P2: I believe God is omnipotent
P3: God can do anything including decieve us
P4: It is possible that God is decieving us about math
Therefore not certain
i) God is perfectly good, would not decieve us
ii) Perhaps such an all-powerful God does not exist
i) If it were against God’s nature to decieve us, he would never permit us
to be decieved.
ii) If there is no God, we must assume our creator is even less perfect &
3. Evil Genius Supposition: it is possible that there is an evil genius that is trying
to decieve me at every moment.
(1) Evil Genius Argument
P1: Assume that there is an evil genius who can decieve us.
P2: I am therefore justified in doubting everything I take to be
P3: I can no longer rely on my senses/judgements.
Steps in Descartes method of Hyperbolic Doubt.
“I will withhold assent to anything I can doubt”
MEDITATION II: Mind is More Easily Known Than the Body
1. Is there anything I cannot doubt?
a) Yes The existence of the mind.
i) Argument for my Own Existence
P1: Assume there is a deceiver

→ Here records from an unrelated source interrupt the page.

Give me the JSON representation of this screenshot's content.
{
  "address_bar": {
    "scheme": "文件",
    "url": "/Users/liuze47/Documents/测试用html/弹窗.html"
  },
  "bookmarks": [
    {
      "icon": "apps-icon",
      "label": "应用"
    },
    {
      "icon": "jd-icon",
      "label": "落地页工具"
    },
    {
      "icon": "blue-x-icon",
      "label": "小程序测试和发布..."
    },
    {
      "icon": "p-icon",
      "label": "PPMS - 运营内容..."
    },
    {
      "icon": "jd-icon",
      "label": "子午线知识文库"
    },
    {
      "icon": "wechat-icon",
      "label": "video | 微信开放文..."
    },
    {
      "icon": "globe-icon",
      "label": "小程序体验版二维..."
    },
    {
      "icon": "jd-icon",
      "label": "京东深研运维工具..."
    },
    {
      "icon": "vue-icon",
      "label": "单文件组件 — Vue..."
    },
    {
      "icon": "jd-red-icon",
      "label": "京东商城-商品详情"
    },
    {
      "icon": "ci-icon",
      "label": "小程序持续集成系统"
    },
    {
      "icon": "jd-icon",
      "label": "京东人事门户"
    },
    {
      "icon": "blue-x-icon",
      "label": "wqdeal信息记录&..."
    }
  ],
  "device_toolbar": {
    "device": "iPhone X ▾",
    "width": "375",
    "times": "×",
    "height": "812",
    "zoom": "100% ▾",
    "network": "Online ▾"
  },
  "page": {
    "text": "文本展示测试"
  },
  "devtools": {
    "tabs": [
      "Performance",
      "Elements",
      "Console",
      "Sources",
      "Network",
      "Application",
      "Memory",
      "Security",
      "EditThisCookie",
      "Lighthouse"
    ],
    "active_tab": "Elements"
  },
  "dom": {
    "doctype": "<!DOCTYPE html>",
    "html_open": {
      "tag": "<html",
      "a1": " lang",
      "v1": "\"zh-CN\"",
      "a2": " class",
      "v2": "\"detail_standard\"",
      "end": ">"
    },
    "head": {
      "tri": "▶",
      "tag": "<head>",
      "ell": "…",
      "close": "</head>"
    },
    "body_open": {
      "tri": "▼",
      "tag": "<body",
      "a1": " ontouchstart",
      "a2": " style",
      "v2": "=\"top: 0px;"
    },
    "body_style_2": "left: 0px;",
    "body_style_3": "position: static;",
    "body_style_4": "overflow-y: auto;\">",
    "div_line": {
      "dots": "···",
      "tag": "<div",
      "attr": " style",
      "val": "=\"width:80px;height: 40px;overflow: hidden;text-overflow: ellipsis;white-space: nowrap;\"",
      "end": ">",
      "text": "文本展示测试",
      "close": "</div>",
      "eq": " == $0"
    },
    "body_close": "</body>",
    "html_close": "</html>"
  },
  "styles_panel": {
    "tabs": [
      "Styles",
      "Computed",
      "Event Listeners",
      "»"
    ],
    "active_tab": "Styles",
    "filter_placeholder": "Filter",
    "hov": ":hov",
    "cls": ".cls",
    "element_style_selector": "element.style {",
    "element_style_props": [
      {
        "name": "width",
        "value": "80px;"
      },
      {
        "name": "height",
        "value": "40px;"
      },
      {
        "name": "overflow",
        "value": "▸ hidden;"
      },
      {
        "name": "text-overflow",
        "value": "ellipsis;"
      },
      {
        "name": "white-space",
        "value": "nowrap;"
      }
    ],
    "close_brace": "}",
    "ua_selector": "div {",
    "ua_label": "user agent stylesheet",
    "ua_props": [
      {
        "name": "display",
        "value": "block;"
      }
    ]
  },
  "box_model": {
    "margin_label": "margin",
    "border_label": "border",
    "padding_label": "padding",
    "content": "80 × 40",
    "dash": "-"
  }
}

P2: If so, there is a decieved
P3: If I am being decieved, “I” must exist
P4: “I am, therefore I exist”
2. What am “I”?
i) Am I a man (i.e. a rational animal)?
ANSWER: cannot be certain about meaning of ‘rational’ &
ii) Am I a bodied soul?
ANSWER: cannot be certain since an evil demon could be
decieving me about my body.
Descartes’s Answer: I am a thinking being.
(1) That the mind is more known than the body:
P1: It is possible that all knowledge of external objects is false due
to the actions of an evil genius.
P2: This includes my body. P3: But it is not possible that I could be decieved about my
existence as a thinking being.
P4: Therefore, I am a thing that thinks.
What attributes are associated with thinking?
MEDITATION III: Of God, that He Exists
- Descartes: I am certain that I exist as a thinking being
But, can I be certain that I am not the only being that exists?
1. Can I be certain that there is an outside world?
P1: I am certain that I am a thinking being
P2: Thinking beings have ideas
P3: Every idea must have a cause
P4: The cause must be as real as the idea
P5: If I have an idea of which I cannot be the cause, then something
outside of me much exist
One of the ideas I have is of “God”
2. Can such an idea have been fabricated in me (i.e. could God be a creation of
my mind or imagination)?
a) No The Principal Argument for God’s Existence
“The Argument from an Idea of God”
P1: I have an idea of a perfect and infinite God
P2: I am a finite and imperfect substance
P3: Therefore, the idea of an infinite and perfect substance could
not have originated in me
P4: My idea of God could therefore only have been caused by God
P5: Therefore, God exists
3. What implications does this have for Descartes’s argument?
a) It proves:
- The existence of something other than Descartes’s mind
- It suggests Descartes can now rely on his senses
i) The Argument for God as a Reliable Guarantor of Sense Evidence
P1: If God is perfect, he has no defects
P2: Deception is a (moral) defect
P3: Therefore, God is no deciever
4. How does Descartes’s ability to rely on his senses hep him resolve his
ANSWER: He can now trust that the sensible, material world exists Rorty
Descartes view of the relationship between mind & body:
Mind Immaterial (i.e. no extension in space)
Body Material (i.e. has extension in space)
The Scientific Method (stated simply):
1. Observe some aspect of the universe
2. Formulate a hypothesis (i.e. a tentative description that is consistent with what
you have observed).
3. Use the hypothesis to make predictions
4. Test those predictions by experiments
5. Repeat steps 3 & 4 until there are no discrepancies between your theory &
Correspondence theory of truth: truth lies in correspondence to some fact (the theory
assumes that when we know the truth, our minds are like mirrors of the facts that we
RORTY: rejects scientific realism
No such thing as objective truth
- A common distinction made in our culture is that there exists:
1. Facts: knowledge of which is achieved through science
2. Values: opinions or subjective attitudes about what counts as good & which are
articulated in the practice of art